I thought this guest post was a perfect match for us, and I wanted to share it with you. I agree with everything that is written, and we gain so much from having a pet and children together. Of course it isn’t for everyone, and it is such a big commitment too. I think as a family it is important to discuss the reasons for and against if you are thinking about a pet, or if your children keep asking!
Pets & Children: A match made in heaven?
We all have them — those childhood pets that you’ve grown up with and remember fondly. If you’re anything like us, they were your best friends who you spent so much time with through thick and thin.
For many parents, this bond is something they want to pass on to their own children, yet many are hesitant to get a pet. Whether it’s a dog, cat or humble goldfish, here natural dog food retailer, Feedem, explains the many benefits of letting your child grow up with a pet.
If you are considering getting a pet, one of your main motivations may be to improve the overall health of the family. Taking the dog for a walk or playing with the cat is a great way to combat the sedentary lives an increasing number of British families are living.
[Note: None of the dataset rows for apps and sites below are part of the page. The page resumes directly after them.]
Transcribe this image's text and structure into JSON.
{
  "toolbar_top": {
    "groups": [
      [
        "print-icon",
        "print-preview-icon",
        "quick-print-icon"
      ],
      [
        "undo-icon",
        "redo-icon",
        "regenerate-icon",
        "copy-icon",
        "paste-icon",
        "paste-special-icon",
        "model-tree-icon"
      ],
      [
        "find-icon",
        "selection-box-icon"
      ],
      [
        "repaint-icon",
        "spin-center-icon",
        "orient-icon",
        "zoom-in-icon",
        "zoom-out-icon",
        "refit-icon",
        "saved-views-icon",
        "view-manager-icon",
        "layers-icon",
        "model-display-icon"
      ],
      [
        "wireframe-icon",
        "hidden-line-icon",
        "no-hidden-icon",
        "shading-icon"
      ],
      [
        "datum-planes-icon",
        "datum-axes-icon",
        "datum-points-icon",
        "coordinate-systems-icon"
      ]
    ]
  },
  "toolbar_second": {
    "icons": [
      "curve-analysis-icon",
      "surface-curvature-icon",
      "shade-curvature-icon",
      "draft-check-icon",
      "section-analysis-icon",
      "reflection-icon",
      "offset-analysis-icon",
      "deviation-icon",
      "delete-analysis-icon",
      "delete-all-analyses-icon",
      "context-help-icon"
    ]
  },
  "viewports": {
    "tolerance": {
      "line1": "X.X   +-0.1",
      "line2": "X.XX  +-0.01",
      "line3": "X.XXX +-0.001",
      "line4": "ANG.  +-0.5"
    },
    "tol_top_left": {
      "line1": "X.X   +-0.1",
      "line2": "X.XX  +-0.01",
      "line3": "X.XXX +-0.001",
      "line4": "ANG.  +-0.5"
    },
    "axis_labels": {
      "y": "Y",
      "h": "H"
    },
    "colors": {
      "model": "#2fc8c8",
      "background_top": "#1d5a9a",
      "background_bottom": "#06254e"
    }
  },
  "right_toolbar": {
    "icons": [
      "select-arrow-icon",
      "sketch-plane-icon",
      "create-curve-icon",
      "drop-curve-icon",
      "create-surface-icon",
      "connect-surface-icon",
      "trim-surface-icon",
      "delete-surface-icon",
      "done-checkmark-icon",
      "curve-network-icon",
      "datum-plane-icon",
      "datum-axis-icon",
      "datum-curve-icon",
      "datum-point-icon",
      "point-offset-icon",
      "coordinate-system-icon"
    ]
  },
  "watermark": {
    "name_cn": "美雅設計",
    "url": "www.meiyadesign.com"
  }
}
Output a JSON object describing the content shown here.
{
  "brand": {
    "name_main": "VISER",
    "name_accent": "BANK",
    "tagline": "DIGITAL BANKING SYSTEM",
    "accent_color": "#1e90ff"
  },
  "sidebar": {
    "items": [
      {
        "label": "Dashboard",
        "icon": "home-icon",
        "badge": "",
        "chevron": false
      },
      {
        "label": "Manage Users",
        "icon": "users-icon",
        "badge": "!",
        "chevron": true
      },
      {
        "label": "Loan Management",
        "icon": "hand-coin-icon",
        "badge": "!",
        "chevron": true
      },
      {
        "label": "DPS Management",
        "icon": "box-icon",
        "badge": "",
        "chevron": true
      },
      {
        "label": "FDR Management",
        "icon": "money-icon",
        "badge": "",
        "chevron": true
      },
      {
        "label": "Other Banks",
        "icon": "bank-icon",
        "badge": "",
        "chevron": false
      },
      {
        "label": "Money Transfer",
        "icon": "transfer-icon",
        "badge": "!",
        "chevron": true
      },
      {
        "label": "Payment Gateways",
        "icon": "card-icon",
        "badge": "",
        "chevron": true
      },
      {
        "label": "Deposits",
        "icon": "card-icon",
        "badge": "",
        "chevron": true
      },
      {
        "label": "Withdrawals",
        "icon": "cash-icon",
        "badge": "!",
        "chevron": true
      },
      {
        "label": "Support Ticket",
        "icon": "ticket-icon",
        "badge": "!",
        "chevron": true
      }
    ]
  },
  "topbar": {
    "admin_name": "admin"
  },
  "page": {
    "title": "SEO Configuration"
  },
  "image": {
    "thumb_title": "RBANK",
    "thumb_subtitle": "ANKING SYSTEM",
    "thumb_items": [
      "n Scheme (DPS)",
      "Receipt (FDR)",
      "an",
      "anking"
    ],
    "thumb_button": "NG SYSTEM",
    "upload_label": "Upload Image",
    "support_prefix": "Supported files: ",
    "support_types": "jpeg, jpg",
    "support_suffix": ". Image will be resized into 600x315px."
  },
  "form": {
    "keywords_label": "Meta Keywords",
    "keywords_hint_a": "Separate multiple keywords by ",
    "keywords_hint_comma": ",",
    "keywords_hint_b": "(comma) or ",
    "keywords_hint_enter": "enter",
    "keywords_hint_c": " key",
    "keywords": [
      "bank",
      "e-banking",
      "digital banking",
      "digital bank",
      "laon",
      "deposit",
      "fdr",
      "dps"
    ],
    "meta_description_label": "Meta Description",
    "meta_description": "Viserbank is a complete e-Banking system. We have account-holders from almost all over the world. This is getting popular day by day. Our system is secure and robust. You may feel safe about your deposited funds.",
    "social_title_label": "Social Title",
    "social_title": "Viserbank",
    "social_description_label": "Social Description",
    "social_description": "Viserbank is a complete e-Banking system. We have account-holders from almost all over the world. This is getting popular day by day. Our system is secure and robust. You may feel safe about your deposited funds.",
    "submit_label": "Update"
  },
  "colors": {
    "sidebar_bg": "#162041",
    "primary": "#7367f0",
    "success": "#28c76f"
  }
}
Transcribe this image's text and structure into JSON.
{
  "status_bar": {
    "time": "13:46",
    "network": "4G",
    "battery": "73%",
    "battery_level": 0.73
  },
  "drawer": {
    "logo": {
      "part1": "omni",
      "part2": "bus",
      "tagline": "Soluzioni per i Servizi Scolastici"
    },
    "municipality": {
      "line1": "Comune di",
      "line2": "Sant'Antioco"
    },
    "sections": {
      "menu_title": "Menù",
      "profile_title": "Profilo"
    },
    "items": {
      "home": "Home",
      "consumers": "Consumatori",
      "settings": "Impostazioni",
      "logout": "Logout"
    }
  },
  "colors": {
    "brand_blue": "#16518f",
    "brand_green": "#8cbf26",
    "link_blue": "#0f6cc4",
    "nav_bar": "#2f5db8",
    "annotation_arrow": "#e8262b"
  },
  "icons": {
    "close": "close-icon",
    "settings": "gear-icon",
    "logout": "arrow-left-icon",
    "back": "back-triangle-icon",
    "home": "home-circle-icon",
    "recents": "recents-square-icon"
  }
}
An NHS report has found that in England, 10% of children in their first year of school are obese. A pet is a great way to introduce exercise into their lifestyles without them really being aware of it. Before they know it, an after-school dog walk will be second nature to them.
Pets are the second-most common cause of allergy in UK homes. Studies have been carried out to establish the impact of having pets while your children are younger on their allergies. Some have established that children who are exposed to pets at a young age can develop more severe allergy symptoms, while others have shown that the exposure has a protective effect with regards to allergens. Further research is required to fully establish the affects pets have on children’s allergies.
Having a pet is a great way to teach your little one about responsibilities and accountabilities, as well as teaching them about compassion and respect for animals — and is the same whether they’re looking after a dog or a goldfish.
By asking your child to get involved in feeding and caring for their pet, they’ll learn how important their actions are and it’ll give them a greater level of responsibility in the home. This helps to lay the foundation for parental skills in later life.
Having a pet like a cat or dog around the house can provide a source of companionship for your children. When a group of 5-year-old pet owners were asked what they did when they felt sad, angry or afraid, over 40% said mentioned their pets. Clearly, having a pet has a positive impact on anxiety, improving their communication skills and the ability to discuss their problems.
Despite not being able to read themselves, dogs can actually aid the development of a child’s literacy skills. When reading to their dog, children feel comfortable and not judged or embarrassed if they make a mistake. Dogs don’t interrupt either and make reading more enjoyable. It’s more engaging than sitting at a desk and reading alone, helping your little ones to better engage with their homework.